SUPPLIED MATERIAL —
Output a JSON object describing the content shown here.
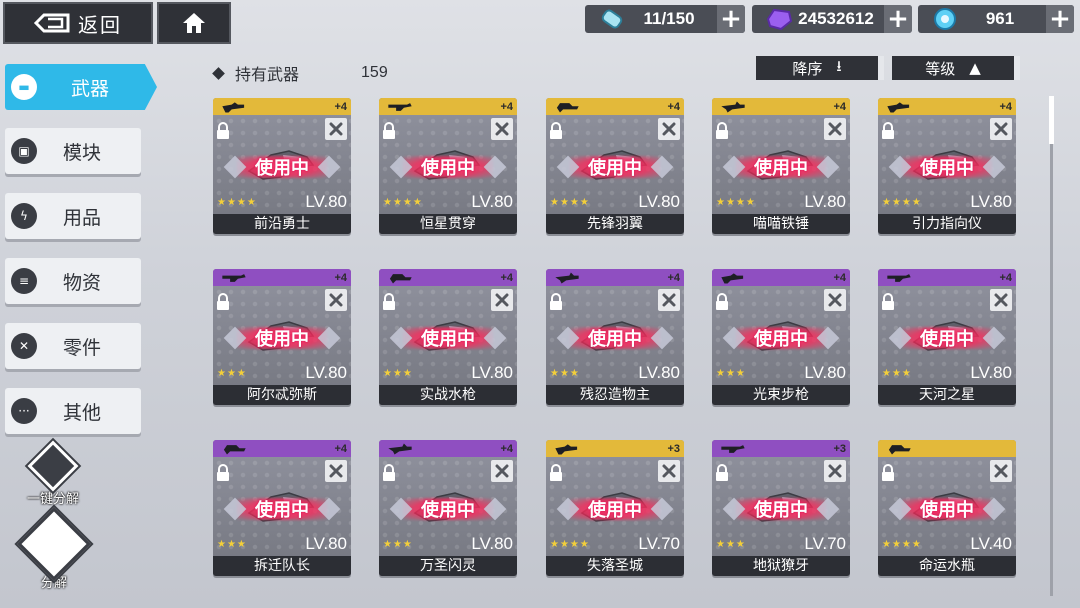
{
  "topbar": {
    "back_label": "返回",
    "resources": [
      {
        "icon": "energy-capsule-icon",
        "value": "11/150"
      },
      {
        "icon": "purple-crystal-icon",
        "value": "24532612"
      },
      {
        "icon": "blue-gem-icon",
        "value": "961"
      }
    ]
  },
  "sidebar": {
    "items": [
      {
        "label": "武器",
        "icon": "weapon-icon",
        "active": true
      },
      {
        "label": "模块",
        "icon": "module-icon"
      },
      {
        "label": "用品",
        "icon": "lightning-icon"
      },
      {
        "label": "物资",
        "icon": "supplies-icon"
      },
      {
        "label": "零件",
        "icon": "parts-icon"
      },
      {
        "label": "其他",
        "icon": "more-icon"
      }
    ],
    "quick_decompose_label": "一键分解",
    "decompose_label": "分解"
  },
  "header": {
    "title": "持有武器",
    "count": "159",
    "sort_desc_label": "降序",
    "sort_level_label": "等级"
  },
  "colors": {
    "accent": "#2fb9e8",
    "gold_rarity": "#e3b93a",
    "purple_rarity": "#8f4fc1",
    "in_use_glow": "#ff2f6e",
    "star": "#f3cf3a"
  },
  "in_use_label": "使用中",
  "weapons": [
    {
      "name": "前沿勇士",
      "level": "LV.80",
      "plus": "+4",
      "stars": "★★★★",
      "rarity": "gold"
    },
    {
      "name": "恒星贯穿",
      "level": "LV.80",
      "plus": "+4",
      "stars": "★★★★",
      "rarity": "gold"
    },
    {
      "name": "先锋羽翼",
      "level": "LV.80",
      "plus": "+4",
      "stars": "★★★★",
      "rarity": "gold"
    },
    {
      "name": "喵喵铁锤",
      "level": "LV.80",
      "plus": "+4",
      "stars": "★★★★",
      "rarity": "gold"
    },
    {
      "name": "引力指向仪",
      "level": "LV.80",
      "plus": "+4",
      "stars": "★★★★",
      "rarity": "gold"
    },
    {
      "name": "阿尔忒弥斯",
      "level": "LV.80",
      "plus": "+4",
      "stars": "★★★",
      "rarity": "purple"
    },
    {
      "name": "实战水枪",
      "level": "LV.80",
      "plus": "+4",
      "stars": "★★★",
      "rarity": "purple"
    },
    {
      "name": "残忍造物主",
      "level": "LV.80",
      "plus": "+4",
      "stars": "★★★",
      "rarity": "purple"
    },
    {
      "name": "光束步枪",
      "level": "LV.80",
      "plus": "+4",
      "stars": "★★★",
      "rarity": "purple"
    },
    {
      "name": "天河之星",
      "level": "LV.80",
      "plus": "+4",
      "stars": "★★★",
      "rarity": "purple"
    },
    {
      "name": "拆迁队长",
      "level": "LV.80",
      "plus": "+4",
      "stars": "★★★",
      "rarity": "purple"
    },
    {
      "name": "万圣闪灵",
      "level": "LV.80",
      "plus": "+4",
      "stars": "★★★",
      "rarity": "purple"
    },
    {
      "name": "失落圣城",
      "level": "LV.70",
      "plus": "+3",
      "stars": "★★★★",
      "rarity": "gold"
    },
    {
      "name": "地狱獠牙",
      "level": "LV.70",
      "plus": "+3",
      "stars": "★★★",
      "rarity": "purple"
    },
    {
      "name": "命运水瓶",
      "level": "LV.40",
      "plus": "",
      "stars": "★★★★",
      "rarity": "gold"
    }
  ]
}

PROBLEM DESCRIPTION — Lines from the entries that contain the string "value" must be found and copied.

WRITTEN ANSWER —
        "value": "11/150"
        "value": "24532612"
        "value": "961"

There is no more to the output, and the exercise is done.